It's funny to think that I've traveled all this way to end up teaching English to guys that are so similar to the guys I was friends with in the US.
It's even more funny to think that these guys that are learning English from me could end up in the US in one of my old jobs.
I've been offered my first regular teaching job! The school is kind of far away (especially by bus), but they really need teachers. I think I'll take it. It's 8 hours a week, which isn't much for a normal job, but is a good start for a teacher. 20-25 hours a week is considered full time for most teachers. They have more teachers leaving in the next month, so I could probably get more hours soon. They're mostly advanced students. The school specializes in training them for call center and technical support jobs. That's right up my alley, given my past work experience. The classes I've observed so far have been really great. The students are motivated. There's a heavy focus on conversation and pronunciation, which are the fun parts of teaching English (as opposed to vocabulary and grammar).
I go back tomorrow to observe another class and do a little teaching. If all goes well, I'd have my first solo class on Monday morning.
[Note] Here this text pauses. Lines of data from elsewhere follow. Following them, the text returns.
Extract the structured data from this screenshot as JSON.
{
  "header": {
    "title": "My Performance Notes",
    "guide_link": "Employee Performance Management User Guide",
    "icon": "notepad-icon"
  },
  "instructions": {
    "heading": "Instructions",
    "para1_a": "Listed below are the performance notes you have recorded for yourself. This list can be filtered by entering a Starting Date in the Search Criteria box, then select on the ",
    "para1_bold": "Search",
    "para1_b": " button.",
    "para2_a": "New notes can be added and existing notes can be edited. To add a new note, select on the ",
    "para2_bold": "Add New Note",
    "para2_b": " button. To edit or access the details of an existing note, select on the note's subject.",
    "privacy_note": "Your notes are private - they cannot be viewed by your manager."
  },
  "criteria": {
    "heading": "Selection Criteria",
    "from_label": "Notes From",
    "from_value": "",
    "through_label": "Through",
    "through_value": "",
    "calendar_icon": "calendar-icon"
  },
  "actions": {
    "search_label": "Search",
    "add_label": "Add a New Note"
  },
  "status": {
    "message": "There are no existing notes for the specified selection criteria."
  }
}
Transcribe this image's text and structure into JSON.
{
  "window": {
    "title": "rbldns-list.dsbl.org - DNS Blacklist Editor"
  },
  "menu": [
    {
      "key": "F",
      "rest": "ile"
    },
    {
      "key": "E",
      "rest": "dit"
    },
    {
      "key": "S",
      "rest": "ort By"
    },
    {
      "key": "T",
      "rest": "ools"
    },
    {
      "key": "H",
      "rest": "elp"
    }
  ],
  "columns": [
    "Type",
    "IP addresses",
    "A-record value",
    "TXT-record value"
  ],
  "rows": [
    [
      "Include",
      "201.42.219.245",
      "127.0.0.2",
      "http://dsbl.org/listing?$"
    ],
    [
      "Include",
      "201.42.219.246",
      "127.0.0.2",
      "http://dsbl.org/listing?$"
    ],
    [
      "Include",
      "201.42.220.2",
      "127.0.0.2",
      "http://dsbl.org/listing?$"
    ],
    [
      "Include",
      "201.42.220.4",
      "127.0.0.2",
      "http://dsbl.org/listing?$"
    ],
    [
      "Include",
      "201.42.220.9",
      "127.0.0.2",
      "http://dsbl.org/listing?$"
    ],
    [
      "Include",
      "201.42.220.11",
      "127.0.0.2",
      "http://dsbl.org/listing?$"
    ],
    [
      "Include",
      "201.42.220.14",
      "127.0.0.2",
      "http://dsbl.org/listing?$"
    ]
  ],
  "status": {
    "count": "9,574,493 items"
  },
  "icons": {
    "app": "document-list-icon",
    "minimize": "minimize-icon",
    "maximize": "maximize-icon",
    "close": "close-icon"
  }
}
I'm supposed to hear back from another (closer) school by then, too. So I may have a decision to make. It's not a bad situation to be in, though. You might think the answer is simple: work for both schools. But the language schools here require contracts. To work for one, you need to promise a certain amount of availability for 6-12 months. I'd really rather not split my time between two schools that are far apart. If they were closer, it'd be easier. But to minimize travel time, it'd be better (I think) to choose one or another. I could get a "full" schedule right away working for both, but I'd spend a lot of time on the bus. I think it might be worth the gamble to choose one or another and hope for more hours later on.
I'm discovering that the market for teachers in Costa Rica is something like the market was for tech workers when I first went to Ohio. Teachers are essentially treated like contractors and many of the schools I've visited are essentially temp agencies. There is no promise for steady work. They can only offer what the market demands. As there are more students, then there is a greater demand for teachers. Many teachers work for several different schools/agencies in order to build a livable schedule of 20-25 hours a week. And, since many of these "schools" actually send teachers out to business locations for their classes, this means a lot of traveling. I'm starting to get used to the idea that I won't have a regular job.I'm also getting more comfortable with San Jose. I'm starting to learn my way around, and actually took the bus all by myself finally. The city is growing on me. While it is rather dirty and crowded, it also has an interesting vibe. It's full of life. I think I'll try to find work in the greater San Jose area for now, rather than move out to the suburbs. I feel like I need to experience the capital city for awhile.
I did visit a couple of schools in Heredia, which is a college town northwest of San Jose. It's much cleaner and nicer. The streets are filled with students, and I'm sure it has the active nightlife that goes along with college kids. But it's too far to commute from my current housing. I'd have to find a (cheap) place closer. I'm still considering it as an option. Maybe after 4-6 months, I'll give it a shot.
Unless, of course, I somehow manage to land that elusive dreamjob of teaching at the beach.